Dr Helen Julia Minors is Head of Department of Music and Associate Professor of Music at Kingston University, London. She is also currently the elected chair of the National Association for Music in Higher Education. She has published widely including: Music, Text and Translation (Bloomsbury 2013); chapters in Bewegungen zwischen Hören und Sehen.

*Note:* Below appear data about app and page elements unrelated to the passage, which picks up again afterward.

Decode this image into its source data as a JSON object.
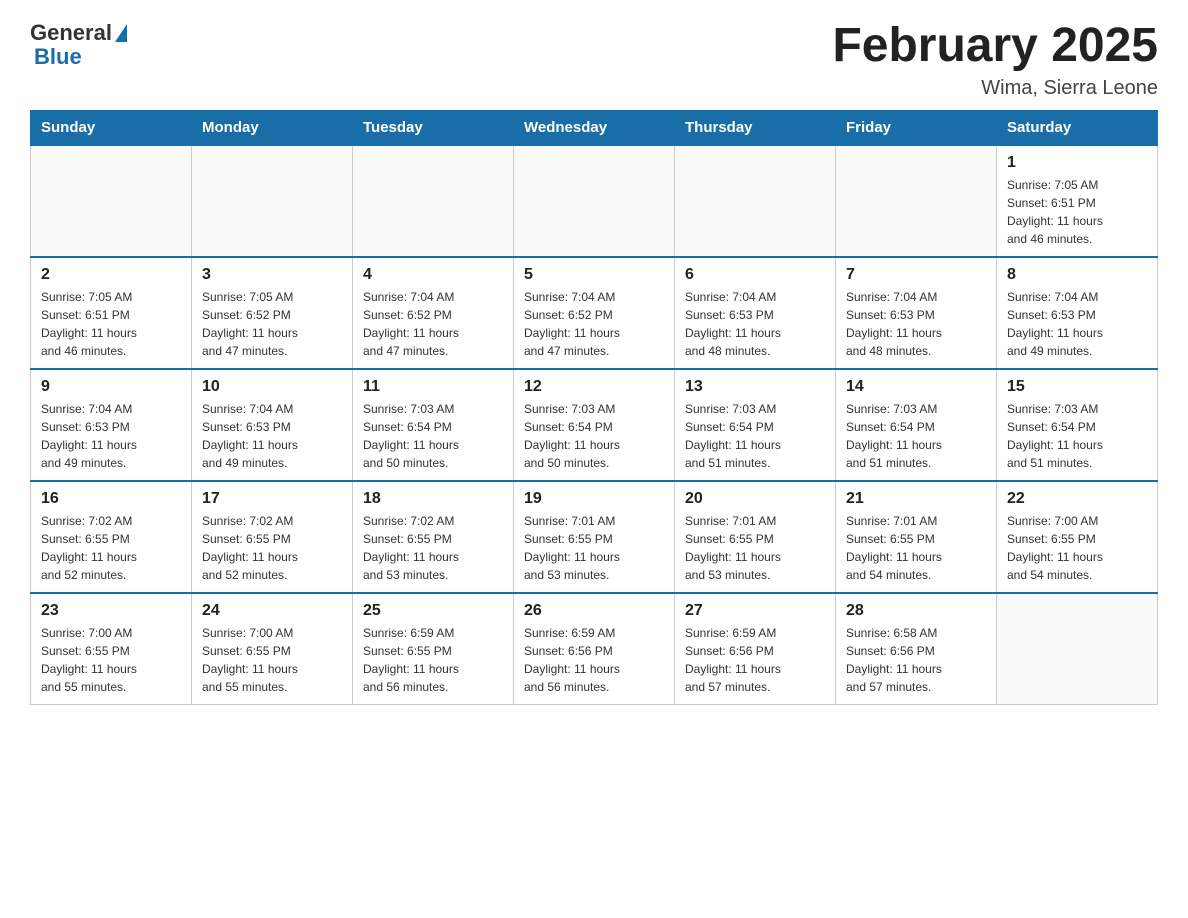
{
  "logo": {
    "general_text": "General",
    "blue_text": "Blue"
  },
  "header": {
    "title": "February 2025",
    "location": "Wima, Sierra Leone"
  },
  "weekdays": [
    "Sunday",
    "Monday",
    "Tuesday",
    "Wednesday",
    "Thursday",
    "Friday",
    "Saturday"
  ],
  "weeks": [
    [
      {
        "day": "",
        "info": ""
      },
      {
        "day": "",
        "info": ""
      },
      {
        "day": "",
        "info": ""
      },
      {
        "day": "",
        "info": ""
      },
      {
        "day": "",
        "info": ""
      },
      {
        "day": "",
        "info": ""
      },
      {
        "day": "1",
        "info": "Sunrise: 7:05 AM\nSunset: 6:51 PM\nDaylight: 11 hours\nand 46 minutes."
      }
    ],
    [
      {
        "day": "2",
        "info": "Sunrise: 7:05 AM\nSunset: 6:51 PM\nDaylight: 11 hours\nand 46 minutes."
      },
      {
        "day": "3",
        "info": "Sunrise: 7:05 AM\nSunset: 6:52 PM\nDaylight: 11 hours\nand 47 minutes."
      },
      {
        "day": "4",
        "info": "Sunrise: 7:04 AM\nSunset: 6:52 PM\nDaylight: 11 hours\nand 47 minutes."
      },
      {
        "day": "5",
        "info": "Sunrise: 7:04 AM\nSunset: 6:52 PM\nDaylight: 11 hours\nand 47 minutes."
      },
      {
        "day": "6",
        "info": "Sunrise: 7:04 AM\nSunset: 6:53 PM\nDaylight: 11 hours\nand 48 minutes."
      },
      {
        "day": "7",
        "info": "Sunrise: 7:04 AM\nSunset: 6:53 PM\nDaylight: 11 hours\nand 48 minutes."
      },
      {
        "day": "8",
        "info": "Sunrise: 7:04 AM\nSunset: 6:53 PM\nDaylight: 11 hours\nand 49 minutes."
      }
    ],
    [
      {
        "day": "9",
        "info": "Sunrise: 7:04 AM\nSunset: 6:53 PM\nDaylight: 11 hours\nand 49 minutes."
      },
      {
        "day": "10",
        "info": "Sunrise: 7:04 AM\nSunset: 6:53 PM\nDaylight: 11 hours\nand 49 minutes."
      },
      {
        "day": "11",
        "info": "Sunrise: 7:03 AM\nSunset: 6:54 PM\nDaylight: 11 hours\nand 50 minutes."
      },
      {
        "day": "12",
        "info": "Sunrise: 7:03 AM\nSunset: 6:54 PM\nDaylight: 11 hours\nand 50 minutes."
      },
      {
        "day": "13",
        "info": "Sunrise: 7:03 AM\nSunset: 6:54 PM\nDaylight: 11 hours\nand 51 minutes."
      },
      {
        "day": "14",
        "info": "Sunrise: 7:03 AM\nSunset: 6:54 PM\nDaylight: 11 hours\nand 51 minutes."
      },
      {
        "day": "15",
        "info": "Sunrise: 7:03 AM\nSunset: 6:54 PM\nDaylight: 11 hours\nand 51 minutes."
      }
    ],
    [
      {
        "day": "16",
        "info": "Sunrise: 7:02 AM\nSunset: 6:55 PM\nDaylight: 11 hours\nand 52 minutes."
      },
      {
        "day": "17",
        "info": "Sunrise: 7:02 AM\nSunset: 6:55 PM\nDaylight: 11 hours\nand 52 minutes."
      },
      {
        "day": "18",
        "info": "Sunrise: 7:02 AM\nSunset: 6:55 PM\nDaylight: 11 hours\nand 53 minutes."
      },
      {
        "day": "19",
        "info": "Sunrise: 7:01 AM\nSunset: 6:55 PM\nDaylight: 11 hours\nand 53 minutes."
      },
      {
        "day": "20",
        "info": "Sunrise: 7:01 AM\nSunset: 6:55 PM\nDaylight: 11 hours\nand 53 minutes."
      },
      {
        "day": "21",
        "info": "Sunrise: 7:01 AM\nSunset: 6:55 PM\nDaylight: 11 hours\nand 54 minutes."
      },
      {
        "day": "22",
        "info": "Sunrise: 7:00 AM\nSunset: 6:55 PM\nDaylight: 11 hours\nand 54 minutes."
      }
    ],
    [
      {
        "day": "23",
        "info": "Sunrise: 7:00 AM\nSunset: 6:55 PM\nDaylight: 11 hours\nand 55 minutes."
      },
      {
        "day": "24",
        "info": "Sunrise: 7:00 AM\nSunset: 6:55 PM\nDaylight: 11 hours\nand 55 minutes."
      },
      {
        "day": "25",
        "info": "Sunrise: 6:59 AM\nSunset: 6:55 PM\nDaylight: 11 hours\nand 56 minutes."
      },
      {
        "day": "26",
        "info": "Sunrise: 6:59 AM\nSunset: 6:56 PM\nDaylight: 11 hours\nand 56 minutes."
      },
      {
        "day": "27",
        "info": "Sunrise: 6:59 AM\nSunset: 6:56 PM\nDaylight: 11 hours\nand 57 minutes."
      },
      {
        "day": "28",
        "info": "Sunrise: 6:58 AM\nSunset: 6:56 PM\nDaylight: 11 hours\nand 57 minutes."
      },
      {
        "day": "",
        "info": ""
      }
    ]
  ]
}
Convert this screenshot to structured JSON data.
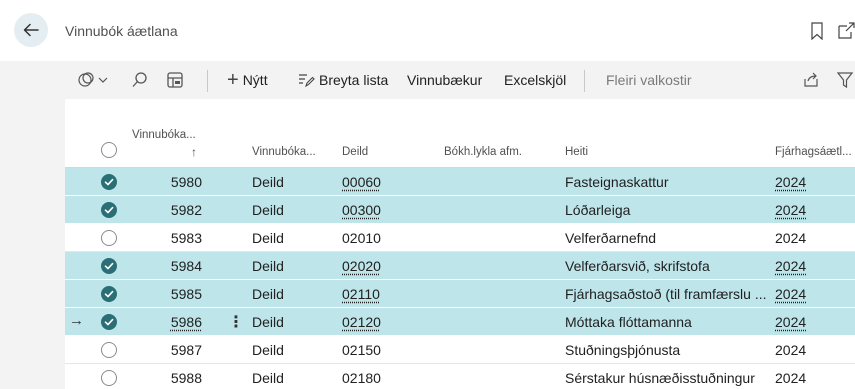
{
  "header": {
    "title": "Vinnubók áætlana",
    "back_icon": "arrow-left-icon",
    "bookmark_icon": "bookmark-icon",
    "open_new_icon": "open-in-new-window-icon"
  },
  "toolbar": {
    "analysis_icon": "analysis-mode-icon",
    "search_icon": "search-icon",
    "view_icon": "view-layout-icon",
    "new_label": "Nýtt",
    "edit_list_label": "Breyta lista",
    "workbooks_label": "Vinnubækur",
    "excel_label": "Excelskjöl",
    "more_label": "Fleiri valkostir",
    "share_icon": "share-icon",
    "filter_icon": "filter-icon"
  },
  "columns": {
    "workbook_no": "Vinnubóka...",
    "sort_arrow": "↑",
    "workbook_type": "Vinnubóka...",
    "department": "Deild",
    "account_schedule": "Bókh.lykla afm.",
    "name": "Heiti",
    "budget_year": "Fjárhagsáætl..."
  },
  "rows": [
    {
      "selected": true,
      "no": "5980",
      "type": "Deild",
      "dept": "00060",
      "dept_link": true,
      "name": "Fasteignaskattur",
      "year": "2024",
      "year_link": true
    },
    {
      "selected": true,
      "no": "5982",
      "type": "Deild",
      "dept": "00300",
      "dept_link": true,
      "name": "Lóðarleiga",
      "year": "2024",
      "year_link": true
    },
    {
      "selected": false,
      "no": "5983",
      "type": "Deild",
      "dept": "02010",
      "dept_link": false,
      "name": "Velferðarnefnd",
      "year": "2024",
      "year_link": false
    },
    {
      "selected": true,
      "no": "5984",
      "type": "Deild",
      "dept": "02020",
      "dept_link": true,
      "name": "Velferðarsvið, skrifstofa",
      "year": "2024",
      "year_link": true
    },
    {
      "selected": true,
      "no": "5985",
      "type": "Deild",
      "dept": "02110",
      "dept_link": true,
      "name": "Fjárhagsaðstoð (til framfærslu ...",
      "year": "2024",
      "year_link": true
    },
    {
      "selected": true,
      "no": "5986",
      "type": "Deild",
      "dept": "02120",
      "dept_link": true,
      "name": "Móttaka flóttamanna",
      "year": "2024",
      "year_link": true,
      "current": true
    },
    {
      "selected": false,
      "no": "5987",
      "type": "Deild",
      "dept": "02150",
      "dept_link": false,
      "name": "Stuðningsþjónusta",
      "year": "2024",
      "year_link": false
    },
    {
      "selected": false,
      "no": "5988",
      "type": "Deild",
      "dept": "02180",
      "dept_link": false,
      "name": "Sérstakur húsnæðisstuðningur",
      "year": "2024",
      "year_link": false
    }
  ],
  "colors": {
    "selected_row": "#bde5ea",
    "checkbox_on": "#2a6f75",
    "back_button_bg": "#e4eef2"
  }
}
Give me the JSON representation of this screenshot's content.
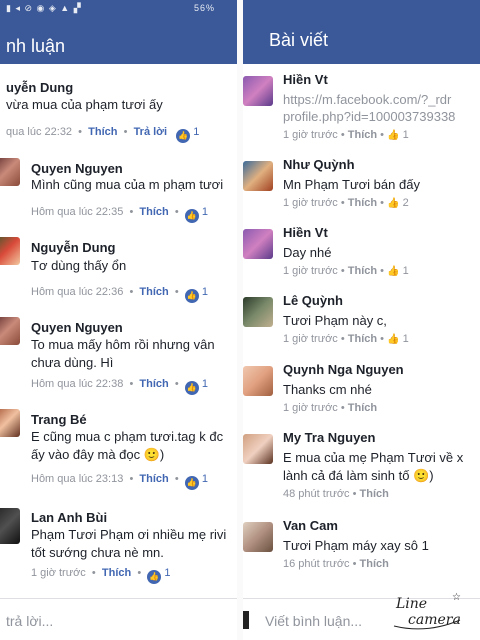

Denkbewegungen über Bewegungskünste (Verlag Koenigshausen Neumann 2012), Musique française: esthétique et identité en mutation 1892-1992 (Delatour 2012), Erik Satie: Art, Music and Literature (Ashgate 2013), The Routledge International Handbook of Intercultural Arts Research (Routledge 2016), Opera and Translation: Eastern and Western Perspectives (John Benjamins 2017) and Historical Interplay in French Music and Culture (Routledge 2017); and articles in Opera Quarterly (2006), Dance Research (2009), Ars Lyrica (2011), Cahiers de la Société québécoise de recherche en musique (2012), Choreologica: The Journal of European Association of Dance Historians (2013) and London Review of Education (2017). Funded research projects have included: Translating Music Network (AHRC 2013–2014) and Taking Race Live (Access Funding 2015–17).